DATA EXTRACT START

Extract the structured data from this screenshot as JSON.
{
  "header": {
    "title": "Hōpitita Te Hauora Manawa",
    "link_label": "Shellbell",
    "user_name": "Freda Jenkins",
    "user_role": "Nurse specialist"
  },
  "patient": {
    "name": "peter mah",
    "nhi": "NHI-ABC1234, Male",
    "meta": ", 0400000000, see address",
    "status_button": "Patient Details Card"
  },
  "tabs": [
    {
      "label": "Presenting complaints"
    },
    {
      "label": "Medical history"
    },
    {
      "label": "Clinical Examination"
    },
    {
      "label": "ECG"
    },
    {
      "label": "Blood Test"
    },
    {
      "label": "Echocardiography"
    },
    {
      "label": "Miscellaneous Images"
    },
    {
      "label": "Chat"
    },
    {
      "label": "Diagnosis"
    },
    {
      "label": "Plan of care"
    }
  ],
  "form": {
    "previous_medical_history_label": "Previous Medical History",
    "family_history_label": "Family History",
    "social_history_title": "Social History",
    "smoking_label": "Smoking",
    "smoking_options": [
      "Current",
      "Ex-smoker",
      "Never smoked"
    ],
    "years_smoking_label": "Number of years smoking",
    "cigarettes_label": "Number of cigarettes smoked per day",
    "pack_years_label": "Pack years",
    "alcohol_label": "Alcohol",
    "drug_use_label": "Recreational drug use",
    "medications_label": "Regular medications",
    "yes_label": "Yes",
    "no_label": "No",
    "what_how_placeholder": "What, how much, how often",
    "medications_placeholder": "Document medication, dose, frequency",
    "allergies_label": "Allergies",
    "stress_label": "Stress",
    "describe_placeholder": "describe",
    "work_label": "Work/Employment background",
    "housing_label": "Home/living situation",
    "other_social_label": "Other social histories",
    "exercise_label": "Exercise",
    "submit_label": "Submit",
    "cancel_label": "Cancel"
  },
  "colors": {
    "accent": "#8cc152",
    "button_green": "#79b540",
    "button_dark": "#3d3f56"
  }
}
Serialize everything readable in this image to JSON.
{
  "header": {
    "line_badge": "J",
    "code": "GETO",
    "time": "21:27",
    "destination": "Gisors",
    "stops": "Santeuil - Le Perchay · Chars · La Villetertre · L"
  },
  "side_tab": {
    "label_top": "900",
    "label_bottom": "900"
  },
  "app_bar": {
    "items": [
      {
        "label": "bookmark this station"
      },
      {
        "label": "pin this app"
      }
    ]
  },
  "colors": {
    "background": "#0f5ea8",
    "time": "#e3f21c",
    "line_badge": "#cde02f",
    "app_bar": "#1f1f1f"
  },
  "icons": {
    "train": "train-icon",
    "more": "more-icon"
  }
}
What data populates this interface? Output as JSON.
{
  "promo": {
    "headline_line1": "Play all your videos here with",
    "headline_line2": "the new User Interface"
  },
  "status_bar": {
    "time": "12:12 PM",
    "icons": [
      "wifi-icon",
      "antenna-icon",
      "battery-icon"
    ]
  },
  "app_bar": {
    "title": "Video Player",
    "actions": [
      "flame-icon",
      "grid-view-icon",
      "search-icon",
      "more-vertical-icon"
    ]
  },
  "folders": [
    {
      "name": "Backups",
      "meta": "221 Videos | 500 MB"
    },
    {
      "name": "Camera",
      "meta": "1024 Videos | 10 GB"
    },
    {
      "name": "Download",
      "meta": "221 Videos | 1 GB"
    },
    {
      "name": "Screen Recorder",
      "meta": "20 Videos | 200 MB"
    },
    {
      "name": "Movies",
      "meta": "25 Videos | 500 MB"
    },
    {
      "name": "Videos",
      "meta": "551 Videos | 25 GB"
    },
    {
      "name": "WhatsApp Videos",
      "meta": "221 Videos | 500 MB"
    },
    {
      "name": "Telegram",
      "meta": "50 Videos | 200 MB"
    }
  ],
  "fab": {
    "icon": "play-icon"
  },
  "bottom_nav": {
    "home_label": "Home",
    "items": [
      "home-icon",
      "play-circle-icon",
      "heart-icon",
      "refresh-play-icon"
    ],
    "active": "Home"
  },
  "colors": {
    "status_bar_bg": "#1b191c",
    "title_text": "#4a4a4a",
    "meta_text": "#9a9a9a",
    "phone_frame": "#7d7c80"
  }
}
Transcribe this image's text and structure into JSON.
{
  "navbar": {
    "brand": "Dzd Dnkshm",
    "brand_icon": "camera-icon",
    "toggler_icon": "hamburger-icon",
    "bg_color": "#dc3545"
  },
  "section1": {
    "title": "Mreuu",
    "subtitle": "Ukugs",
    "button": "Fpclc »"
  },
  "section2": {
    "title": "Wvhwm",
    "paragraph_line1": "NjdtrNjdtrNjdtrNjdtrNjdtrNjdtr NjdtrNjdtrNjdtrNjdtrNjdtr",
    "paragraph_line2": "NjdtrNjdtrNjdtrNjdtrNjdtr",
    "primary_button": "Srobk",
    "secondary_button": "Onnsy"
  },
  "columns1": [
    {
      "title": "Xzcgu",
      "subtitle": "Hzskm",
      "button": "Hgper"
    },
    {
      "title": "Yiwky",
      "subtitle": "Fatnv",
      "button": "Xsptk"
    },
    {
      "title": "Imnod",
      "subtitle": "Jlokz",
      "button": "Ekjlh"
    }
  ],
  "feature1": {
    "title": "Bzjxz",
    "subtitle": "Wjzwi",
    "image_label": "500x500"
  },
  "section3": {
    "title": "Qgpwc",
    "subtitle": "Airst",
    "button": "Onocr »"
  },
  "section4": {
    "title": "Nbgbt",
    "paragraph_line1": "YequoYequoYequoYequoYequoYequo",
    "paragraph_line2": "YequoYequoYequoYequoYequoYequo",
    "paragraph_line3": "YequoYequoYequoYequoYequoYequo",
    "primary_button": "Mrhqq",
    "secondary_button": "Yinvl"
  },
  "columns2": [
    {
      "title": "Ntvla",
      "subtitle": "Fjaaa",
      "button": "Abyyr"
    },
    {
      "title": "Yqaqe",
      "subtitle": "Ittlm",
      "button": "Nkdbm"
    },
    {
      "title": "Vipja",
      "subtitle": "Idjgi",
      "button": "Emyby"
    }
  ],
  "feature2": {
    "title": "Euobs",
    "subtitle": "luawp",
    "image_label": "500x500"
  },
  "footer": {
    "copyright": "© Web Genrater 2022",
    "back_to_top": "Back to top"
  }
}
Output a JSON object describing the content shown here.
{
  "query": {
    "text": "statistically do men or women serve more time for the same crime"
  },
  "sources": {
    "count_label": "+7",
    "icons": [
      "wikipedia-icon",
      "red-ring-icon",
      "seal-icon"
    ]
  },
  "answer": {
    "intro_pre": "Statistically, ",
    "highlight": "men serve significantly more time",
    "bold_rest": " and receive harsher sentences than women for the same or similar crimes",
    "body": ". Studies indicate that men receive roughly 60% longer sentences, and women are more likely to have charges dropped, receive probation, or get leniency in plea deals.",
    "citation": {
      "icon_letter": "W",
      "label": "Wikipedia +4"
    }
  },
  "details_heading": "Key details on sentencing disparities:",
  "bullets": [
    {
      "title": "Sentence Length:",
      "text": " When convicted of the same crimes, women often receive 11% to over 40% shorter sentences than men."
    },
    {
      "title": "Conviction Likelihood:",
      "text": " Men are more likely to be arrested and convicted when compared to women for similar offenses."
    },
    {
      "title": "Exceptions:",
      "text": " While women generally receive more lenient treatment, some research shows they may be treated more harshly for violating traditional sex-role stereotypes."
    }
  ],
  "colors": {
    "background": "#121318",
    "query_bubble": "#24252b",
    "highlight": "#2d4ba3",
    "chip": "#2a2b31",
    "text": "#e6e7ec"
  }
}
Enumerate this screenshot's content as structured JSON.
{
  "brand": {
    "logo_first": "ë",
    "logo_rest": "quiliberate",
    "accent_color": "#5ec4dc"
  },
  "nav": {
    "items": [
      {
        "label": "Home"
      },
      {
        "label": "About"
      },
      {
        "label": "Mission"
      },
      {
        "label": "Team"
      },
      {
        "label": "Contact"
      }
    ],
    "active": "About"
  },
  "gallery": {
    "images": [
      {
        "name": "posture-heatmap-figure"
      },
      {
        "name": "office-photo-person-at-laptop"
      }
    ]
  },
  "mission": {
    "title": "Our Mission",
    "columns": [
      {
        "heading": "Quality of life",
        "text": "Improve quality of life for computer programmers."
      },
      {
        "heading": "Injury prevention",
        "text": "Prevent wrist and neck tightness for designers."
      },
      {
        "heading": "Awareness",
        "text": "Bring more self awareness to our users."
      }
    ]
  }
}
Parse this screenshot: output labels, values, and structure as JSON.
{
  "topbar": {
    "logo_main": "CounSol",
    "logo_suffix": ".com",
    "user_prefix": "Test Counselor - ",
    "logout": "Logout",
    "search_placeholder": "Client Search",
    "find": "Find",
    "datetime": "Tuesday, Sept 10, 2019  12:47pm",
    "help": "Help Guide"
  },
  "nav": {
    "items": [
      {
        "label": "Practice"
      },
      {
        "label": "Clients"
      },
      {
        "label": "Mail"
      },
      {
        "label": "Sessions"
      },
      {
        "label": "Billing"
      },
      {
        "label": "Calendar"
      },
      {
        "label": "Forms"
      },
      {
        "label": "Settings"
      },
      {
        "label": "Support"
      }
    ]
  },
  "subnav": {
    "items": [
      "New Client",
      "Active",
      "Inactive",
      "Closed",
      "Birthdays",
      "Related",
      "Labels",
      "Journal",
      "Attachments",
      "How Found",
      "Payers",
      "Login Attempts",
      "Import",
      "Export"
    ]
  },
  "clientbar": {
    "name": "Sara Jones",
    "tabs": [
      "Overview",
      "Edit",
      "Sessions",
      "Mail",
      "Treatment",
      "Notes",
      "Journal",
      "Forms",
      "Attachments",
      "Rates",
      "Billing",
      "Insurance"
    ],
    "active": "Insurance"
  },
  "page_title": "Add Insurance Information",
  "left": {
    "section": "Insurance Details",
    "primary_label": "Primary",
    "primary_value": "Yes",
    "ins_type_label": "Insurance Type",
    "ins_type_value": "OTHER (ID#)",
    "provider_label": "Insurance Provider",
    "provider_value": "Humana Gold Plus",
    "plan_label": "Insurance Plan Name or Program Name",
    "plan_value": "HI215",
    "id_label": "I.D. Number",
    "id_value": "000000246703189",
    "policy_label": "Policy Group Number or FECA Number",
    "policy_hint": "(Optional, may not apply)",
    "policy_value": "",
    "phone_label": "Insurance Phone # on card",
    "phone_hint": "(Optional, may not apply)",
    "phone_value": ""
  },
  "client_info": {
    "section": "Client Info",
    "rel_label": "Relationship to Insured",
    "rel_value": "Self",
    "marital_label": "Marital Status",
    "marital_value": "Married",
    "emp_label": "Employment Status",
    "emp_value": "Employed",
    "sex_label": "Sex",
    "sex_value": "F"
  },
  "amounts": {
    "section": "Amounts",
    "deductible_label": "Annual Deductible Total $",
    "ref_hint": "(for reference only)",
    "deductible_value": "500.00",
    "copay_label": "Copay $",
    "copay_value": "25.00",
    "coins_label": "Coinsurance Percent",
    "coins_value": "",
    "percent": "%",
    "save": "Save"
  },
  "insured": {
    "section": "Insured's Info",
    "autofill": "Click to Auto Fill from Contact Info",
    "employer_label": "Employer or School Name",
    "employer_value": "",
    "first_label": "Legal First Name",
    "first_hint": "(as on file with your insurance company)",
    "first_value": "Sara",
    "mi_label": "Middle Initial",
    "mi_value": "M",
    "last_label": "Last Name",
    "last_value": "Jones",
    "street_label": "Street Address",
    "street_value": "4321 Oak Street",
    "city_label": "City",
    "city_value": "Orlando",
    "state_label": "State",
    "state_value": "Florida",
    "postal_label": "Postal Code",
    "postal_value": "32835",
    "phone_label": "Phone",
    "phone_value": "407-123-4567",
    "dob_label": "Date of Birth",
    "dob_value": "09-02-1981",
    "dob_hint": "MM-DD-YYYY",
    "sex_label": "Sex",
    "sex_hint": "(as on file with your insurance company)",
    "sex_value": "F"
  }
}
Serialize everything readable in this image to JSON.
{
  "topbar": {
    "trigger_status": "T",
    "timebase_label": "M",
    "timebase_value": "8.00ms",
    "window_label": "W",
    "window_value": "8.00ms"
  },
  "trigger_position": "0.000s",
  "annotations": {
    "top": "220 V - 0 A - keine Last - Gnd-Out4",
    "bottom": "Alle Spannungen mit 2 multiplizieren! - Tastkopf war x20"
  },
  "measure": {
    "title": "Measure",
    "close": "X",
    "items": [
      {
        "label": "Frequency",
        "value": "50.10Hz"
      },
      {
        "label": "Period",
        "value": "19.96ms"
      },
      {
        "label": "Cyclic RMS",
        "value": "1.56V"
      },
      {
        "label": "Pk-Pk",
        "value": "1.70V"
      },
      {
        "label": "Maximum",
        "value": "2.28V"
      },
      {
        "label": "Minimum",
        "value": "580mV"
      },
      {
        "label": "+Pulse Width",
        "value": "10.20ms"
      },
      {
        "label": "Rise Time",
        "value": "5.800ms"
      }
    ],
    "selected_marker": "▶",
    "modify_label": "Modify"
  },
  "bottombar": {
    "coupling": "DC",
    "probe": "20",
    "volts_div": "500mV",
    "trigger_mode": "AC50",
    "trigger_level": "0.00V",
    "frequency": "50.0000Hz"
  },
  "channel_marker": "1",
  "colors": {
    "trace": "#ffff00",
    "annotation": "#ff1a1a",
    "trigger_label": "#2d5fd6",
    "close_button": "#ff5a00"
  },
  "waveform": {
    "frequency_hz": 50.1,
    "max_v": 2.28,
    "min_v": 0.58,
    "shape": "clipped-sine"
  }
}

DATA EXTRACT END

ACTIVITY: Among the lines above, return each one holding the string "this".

WRITTEN ANSWER:
Extract the structured data from this screenshot as JSON.
Serialize everything readable in this image to JSON.
        "label": "bookmark this station"
        "label": "pin this app"
What data populates this interface? Output as JSON.
Transcribe this image's text and structure into JSON.
Enumerate this screenshot's content as structured JSON.
Parse this screenshot: output labels, values, and structure as JSON.
Serialize everything readable in this image to JSON.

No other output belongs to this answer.